• [The input]
------------
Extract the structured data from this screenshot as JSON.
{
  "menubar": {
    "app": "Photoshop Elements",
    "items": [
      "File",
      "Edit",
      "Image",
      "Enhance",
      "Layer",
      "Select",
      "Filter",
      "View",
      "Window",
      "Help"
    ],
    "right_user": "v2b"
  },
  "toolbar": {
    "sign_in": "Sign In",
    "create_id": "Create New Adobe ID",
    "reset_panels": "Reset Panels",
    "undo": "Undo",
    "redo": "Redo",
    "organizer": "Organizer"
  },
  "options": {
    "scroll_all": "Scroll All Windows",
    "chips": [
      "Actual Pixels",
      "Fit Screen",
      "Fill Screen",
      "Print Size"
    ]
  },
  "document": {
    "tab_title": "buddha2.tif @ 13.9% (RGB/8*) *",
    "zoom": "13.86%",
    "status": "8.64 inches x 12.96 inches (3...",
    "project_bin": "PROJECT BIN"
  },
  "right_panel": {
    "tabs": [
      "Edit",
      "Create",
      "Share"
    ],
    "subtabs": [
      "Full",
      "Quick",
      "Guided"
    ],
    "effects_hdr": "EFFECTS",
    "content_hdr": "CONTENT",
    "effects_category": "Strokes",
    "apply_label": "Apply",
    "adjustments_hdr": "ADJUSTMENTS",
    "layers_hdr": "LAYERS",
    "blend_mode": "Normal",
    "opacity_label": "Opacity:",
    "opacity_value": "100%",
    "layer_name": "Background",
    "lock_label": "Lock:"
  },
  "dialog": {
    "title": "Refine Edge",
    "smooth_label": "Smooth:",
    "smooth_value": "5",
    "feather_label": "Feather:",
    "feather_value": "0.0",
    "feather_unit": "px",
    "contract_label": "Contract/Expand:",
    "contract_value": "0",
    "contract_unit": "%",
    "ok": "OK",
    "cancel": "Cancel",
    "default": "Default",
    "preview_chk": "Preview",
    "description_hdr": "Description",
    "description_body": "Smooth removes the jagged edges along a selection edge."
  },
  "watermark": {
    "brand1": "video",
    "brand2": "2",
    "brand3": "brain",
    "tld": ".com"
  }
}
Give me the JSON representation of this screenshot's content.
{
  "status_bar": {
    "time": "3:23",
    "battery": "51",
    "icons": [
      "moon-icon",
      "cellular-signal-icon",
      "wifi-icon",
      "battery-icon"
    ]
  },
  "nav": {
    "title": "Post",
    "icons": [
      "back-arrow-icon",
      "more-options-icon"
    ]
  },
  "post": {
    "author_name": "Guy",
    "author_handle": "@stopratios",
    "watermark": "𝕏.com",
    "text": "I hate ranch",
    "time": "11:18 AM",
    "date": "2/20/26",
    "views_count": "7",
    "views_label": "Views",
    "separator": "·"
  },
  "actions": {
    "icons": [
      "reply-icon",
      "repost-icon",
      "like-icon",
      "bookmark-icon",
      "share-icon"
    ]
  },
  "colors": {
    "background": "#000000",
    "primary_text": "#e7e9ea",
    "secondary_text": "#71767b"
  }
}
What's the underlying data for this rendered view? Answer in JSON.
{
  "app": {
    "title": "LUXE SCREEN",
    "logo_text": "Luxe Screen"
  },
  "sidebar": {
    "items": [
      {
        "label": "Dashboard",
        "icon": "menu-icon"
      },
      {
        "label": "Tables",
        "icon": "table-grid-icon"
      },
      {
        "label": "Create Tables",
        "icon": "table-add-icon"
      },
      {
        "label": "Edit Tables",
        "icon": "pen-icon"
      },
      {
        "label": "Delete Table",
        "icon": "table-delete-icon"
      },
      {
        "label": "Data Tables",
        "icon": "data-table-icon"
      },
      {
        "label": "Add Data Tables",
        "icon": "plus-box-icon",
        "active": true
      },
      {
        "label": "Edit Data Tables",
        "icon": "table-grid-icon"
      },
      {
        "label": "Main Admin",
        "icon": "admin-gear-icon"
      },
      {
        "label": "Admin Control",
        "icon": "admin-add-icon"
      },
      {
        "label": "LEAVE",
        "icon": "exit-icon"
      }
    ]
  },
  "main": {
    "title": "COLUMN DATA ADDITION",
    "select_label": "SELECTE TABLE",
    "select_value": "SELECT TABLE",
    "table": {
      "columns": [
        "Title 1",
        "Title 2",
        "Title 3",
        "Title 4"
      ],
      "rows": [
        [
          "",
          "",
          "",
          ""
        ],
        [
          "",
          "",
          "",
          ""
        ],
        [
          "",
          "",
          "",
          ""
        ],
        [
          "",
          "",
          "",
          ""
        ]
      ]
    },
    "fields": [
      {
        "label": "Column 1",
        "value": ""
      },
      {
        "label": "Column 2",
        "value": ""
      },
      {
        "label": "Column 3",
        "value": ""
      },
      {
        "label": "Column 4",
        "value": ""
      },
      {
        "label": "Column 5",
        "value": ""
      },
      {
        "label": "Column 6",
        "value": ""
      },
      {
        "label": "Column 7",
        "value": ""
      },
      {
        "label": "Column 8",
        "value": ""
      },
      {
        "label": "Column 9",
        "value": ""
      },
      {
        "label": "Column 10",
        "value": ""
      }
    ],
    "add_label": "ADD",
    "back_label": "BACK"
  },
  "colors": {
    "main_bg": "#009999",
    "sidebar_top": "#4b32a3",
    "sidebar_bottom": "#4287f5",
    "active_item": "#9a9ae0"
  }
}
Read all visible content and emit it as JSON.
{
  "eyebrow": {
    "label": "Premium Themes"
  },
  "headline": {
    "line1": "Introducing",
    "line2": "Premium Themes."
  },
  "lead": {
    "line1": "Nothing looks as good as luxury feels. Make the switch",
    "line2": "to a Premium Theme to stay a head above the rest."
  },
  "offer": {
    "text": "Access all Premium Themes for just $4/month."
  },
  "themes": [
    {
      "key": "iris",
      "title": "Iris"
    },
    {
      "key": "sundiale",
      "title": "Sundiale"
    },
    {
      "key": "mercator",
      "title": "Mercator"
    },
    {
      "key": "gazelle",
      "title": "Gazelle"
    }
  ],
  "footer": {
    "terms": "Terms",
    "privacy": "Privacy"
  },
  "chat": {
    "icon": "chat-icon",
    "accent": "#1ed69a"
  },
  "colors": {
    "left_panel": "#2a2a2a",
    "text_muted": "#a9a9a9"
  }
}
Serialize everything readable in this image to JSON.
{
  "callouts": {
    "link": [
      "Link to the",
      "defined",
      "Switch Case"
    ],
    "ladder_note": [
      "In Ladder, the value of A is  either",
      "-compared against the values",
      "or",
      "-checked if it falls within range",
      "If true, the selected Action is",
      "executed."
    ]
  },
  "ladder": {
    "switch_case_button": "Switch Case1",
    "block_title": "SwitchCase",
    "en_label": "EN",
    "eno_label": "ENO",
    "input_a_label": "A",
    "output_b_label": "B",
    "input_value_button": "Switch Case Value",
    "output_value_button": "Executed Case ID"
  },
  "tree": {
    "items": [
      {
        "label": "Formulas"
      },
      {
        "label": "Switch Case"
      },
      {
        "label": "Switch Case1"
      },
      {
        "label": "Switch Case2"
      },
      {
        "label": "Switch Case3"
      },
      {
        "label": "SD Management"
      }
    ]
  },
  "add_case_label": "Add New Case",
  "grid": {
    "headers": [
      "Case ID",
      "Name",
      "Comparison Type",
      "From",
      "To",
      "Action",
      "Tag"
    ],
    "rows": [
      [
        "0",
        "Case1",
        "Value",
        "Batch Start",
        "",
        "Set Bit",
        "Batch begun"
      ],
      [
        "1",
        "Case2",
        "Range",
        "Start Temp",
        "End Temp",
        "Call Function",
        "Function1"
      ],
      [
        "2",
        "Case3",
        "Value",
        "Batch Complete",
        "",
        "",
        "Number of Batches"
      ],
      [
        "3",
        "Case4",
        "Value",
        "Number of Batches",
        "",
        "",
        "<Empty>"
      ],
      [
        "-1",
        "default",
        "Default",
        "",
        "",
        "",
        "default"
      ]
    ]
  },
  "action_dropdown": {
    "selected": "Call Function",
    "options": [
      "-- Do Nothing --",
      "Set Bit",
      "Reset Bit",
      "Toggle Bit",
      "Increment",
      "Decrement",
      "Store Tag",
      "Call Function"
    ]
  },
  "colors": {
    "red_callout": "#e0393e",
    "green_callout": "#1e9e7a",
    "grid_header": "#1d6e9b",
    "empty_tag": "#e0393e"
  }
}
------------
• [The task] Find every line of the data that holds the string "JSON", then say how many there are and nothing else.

• [Expected answer] 5